153 The Lottery Of Nothing

080 All Wretched And Stuff

Did you know that with as little as $100 a month you can invest in an index-tracking mutual fund, which will give you much-needed diversification despite having only minimal assets? Or you could dollar-cost average that $100 into a low-cost exchange-traded fund. Or even better, why not shove it into a tax-advantaged account like an IRA (Roth or traditional). But without a doubt, the best investment you could put one hundred of your hard-earned dollars toward every month is to hand it to a lying, church-going, octogenarian hypocrite who will pocket it and give you nothing in return other than a patronizing smile and a lingering odor of human decay. Of course, first you have to figure out where you’re going to come up with that extra cash. Perhaps buying in bulk and less prepared items from the grocery store? Start clipping coupons and get yourself a change jar. If you’re lucky enough to get a raise (insert derisive laughter here), set aside the extra amount you earn in savings. Or perhaps you know a lying, church-going, octogenarian hypocrite who could be convinced to donate to your account if met with a ski mask and crowbar in a darkened parking lot. Let’s face it, clipping coupons takes way too much time.

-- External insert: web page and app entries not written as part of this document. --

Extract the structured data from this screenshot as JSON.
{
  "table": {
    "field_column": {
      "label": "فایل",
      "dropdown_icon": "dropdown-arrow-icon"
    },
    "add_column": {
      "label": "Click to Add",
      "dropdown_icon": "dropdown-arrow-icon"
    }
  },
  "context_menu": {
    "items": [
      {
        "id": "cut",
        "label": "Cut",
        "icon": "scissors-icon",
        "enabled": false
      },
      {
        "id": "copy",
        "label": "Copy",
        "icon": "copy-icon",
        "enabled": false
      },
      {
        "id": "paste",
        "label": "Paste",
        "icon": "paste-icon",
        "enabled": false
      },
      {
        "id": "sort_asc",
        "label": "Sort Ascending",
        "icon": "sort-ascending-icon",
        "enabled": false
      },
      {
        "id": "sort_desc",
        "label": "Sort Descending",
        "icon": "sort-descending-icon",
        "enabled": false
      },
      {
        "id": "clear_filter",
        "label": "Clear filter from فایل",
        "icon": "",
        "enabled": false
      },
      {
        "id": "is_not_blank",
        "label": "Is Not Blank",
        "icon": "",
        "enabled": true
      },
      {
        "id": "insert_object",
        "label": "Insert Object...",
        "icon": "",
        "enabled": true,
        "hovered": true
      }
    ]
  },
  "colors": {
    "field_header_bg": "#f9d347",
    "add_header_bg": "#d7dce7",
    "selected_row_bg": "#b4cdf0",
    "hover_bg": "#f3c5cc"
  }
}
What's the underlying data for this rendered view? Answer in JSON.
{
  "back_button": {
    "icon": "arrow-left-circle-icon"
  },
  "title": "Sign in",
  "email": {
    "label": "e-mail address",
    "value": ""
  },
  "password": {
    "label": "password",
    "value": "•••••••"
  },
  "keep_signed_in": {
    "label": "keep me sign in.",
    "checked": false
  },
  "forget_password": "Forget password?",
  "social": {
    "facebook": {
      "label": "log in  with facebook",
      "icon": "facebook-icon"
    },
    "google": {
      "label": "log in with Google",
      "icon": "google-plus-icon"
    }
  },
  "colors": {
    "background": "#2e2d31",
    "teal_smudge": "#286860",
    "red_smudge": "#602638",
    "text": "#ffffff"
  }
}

Luka’s idea for a mood-detecting caller ID system is not without precedent. If science can help a girl show the world just how she feels about donuts and guys’ butts, anything is possible.

It’s Alive (1974) is tale of parental love and compassion. When you come right down to it, isn’t there one difficult child in every family? Patience and understanding is what’s needed for that misunderstood child to develop and flourish into the well-adjusted young person they’re destined to become. Or failing that, you can shoot them. Too harsh? Ask the cops to do it. The police will come out of the woodwork given the chance to shoot a child and he doesn’t even have to be black.

If the killer mutant baby from 1974’s It’s Alive could have talked and expressed himself, none of that high-calibre mayhem would’ve been necessary. Perhaps that’s why the very next year Teach A Child To Talk was put out to help parents communicate with their horrifically deformed, blood-thirsty offspring in ways that didn’t involve bullets.

“Junior? Please stop ripping at that nurse’s throat and sit down. I want you to tell me what’s upsetting you.”

“Geez Mom, I dinna mean ta hurt nobody. I jus’ wanna ‘spress my feelings of ennui and lack of faith in society’s ability to address its collective moral failin’s. Dat’s all.”

“You’re a good boy at heart, Marmaduke. You can finish your nurse now.”